Requirement:
Each entry below must be repeated word for word.

[[ Exercise materials open ]]

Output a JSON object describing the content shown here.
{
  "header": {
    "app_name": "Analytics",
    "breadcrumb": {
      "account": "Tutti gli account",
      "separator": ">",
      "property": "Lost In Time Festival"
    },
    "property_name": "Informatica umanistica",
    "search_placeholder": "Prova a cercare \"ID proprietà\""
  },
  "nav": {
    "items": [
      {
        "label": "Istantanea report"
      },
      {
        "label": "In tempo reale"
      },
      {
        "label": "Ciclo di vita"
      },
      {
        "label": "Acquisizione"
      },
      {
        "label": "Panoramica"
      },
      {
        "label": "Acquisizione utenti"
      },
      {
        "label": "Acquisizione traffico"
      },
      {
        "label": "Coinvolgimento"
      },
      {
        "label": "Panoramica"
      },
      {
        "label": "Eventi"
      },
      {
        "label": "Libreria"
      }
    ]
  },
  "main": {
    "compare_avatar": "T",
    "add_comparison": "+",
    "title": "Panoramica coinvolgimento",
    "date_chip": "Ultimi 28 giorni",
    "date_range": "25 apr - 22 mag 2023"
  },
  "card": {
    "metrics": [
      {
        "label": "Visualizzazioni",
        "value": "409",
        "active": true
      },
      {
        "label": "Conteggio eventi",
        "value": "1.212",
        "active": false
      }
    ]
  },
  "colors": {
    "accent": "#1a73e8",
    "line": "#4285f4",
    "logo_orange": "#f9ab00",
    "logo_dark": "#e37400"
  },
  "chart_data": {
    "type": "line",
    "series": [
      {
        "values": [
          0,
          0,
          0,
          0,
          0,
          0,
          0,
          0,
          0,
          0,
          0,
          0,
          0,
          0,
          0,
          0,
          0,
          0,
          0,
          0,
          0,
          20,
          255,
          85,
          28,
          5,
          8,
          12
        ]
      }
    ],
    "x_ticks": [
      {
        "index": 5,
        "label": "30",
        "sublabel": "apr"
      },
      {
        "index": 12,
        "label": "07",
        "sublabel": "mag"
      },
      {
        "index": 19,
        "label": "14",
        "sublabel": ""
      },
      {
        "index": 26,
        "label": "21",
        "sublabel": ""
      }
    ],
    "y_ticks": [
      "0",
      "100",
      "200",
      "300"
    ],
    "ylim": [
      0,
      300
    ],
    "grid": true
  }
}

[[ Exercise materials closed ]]

Answer to this problem:
Output a JSON object describing the content shown here.
{
  "header": {
    "app_name": "Analytics",
    "breadcrumb": {
      "account": "Tutti gli account",
      "separator": ">",
      "property": "Lost In Time Festival"
    },
    "property_name": "Informatica umanistica",
    "search_placeholder": "Prova a cercare \"ID proprietà\""
  },
  "nav": {
    "items": [
      {
        "label": "Istantanea report"
      },
      {
        "label": "In tempo reale"
      },
      {
        "label": "Ciclo di vita"
      },
      {
        "label": "Acquisizione"
      },
      {
        "label": "Panoramica"
      },
      {
        "label": "Acquisizione utenti"
      },
      {
        "label": "Acquisizione traffico"
      },
      {
        "label": "Coinvolgimento"
      },
      {
        "label": "Panoramica"
      },
      {
        "label": "Eventi"
      },
      {
        "label": "Libreria"
      }
    ]
  },
  "main": {
    "compare_avatar": "T",
    "add_comparison": "+",
    "title": "Panoramica coinvolgimento",
    "date_chip": "Ultimi 28 giorni",
    "date_range": "25 apr - 22 mag 2023"
  },
  "card": {
    "metrics": [
      {
        "label": "Visualizzazioni",
        "value": "409",
        "active": true
      },
      {
        "label": "Conteggio eventi",
        "value": "1.212",
        "active": false
      }
    ]
  },
  "colors": {
    "accent": "#1a73e8",
    "line": "#4285f4",
    "logo_orange": "#f9ab00",
    "logo_dark": "#e37400"
  },
  "chart_data": {
    "type": "line",
    "series": [
      {
        "values": [
          0,
          0,
          0,
          0,
          0,
          0,
          0,
          0,
          0,
          0,
          0,
          0,
          0,
          0,
          0,
          0,
          0,
          0,
          0,
          0,
          0,
          20,
          255,
          85,
          28,
          5,
          8,
          12
        ]
      }
    ],
    "x_ticks": [
      {
        "index": 5,
        "label": "30",
        "sublabel": "apr"
      },
      {
        "index": 12,
        "label": "07",
        "sublabel": "mag"
      },
      {
        "index": 19,
        "label": "14",
        "sublabel": ""
      },
      {
        "index": 26,
        "label": "21",
        "sublabel": ""
      }
    ],
    "y_ticks": [
      "0",
      "100",
      "200",
      "300"
    ],
    "ylim": [
      0,
      300
    ],
    "grid": true
  }
}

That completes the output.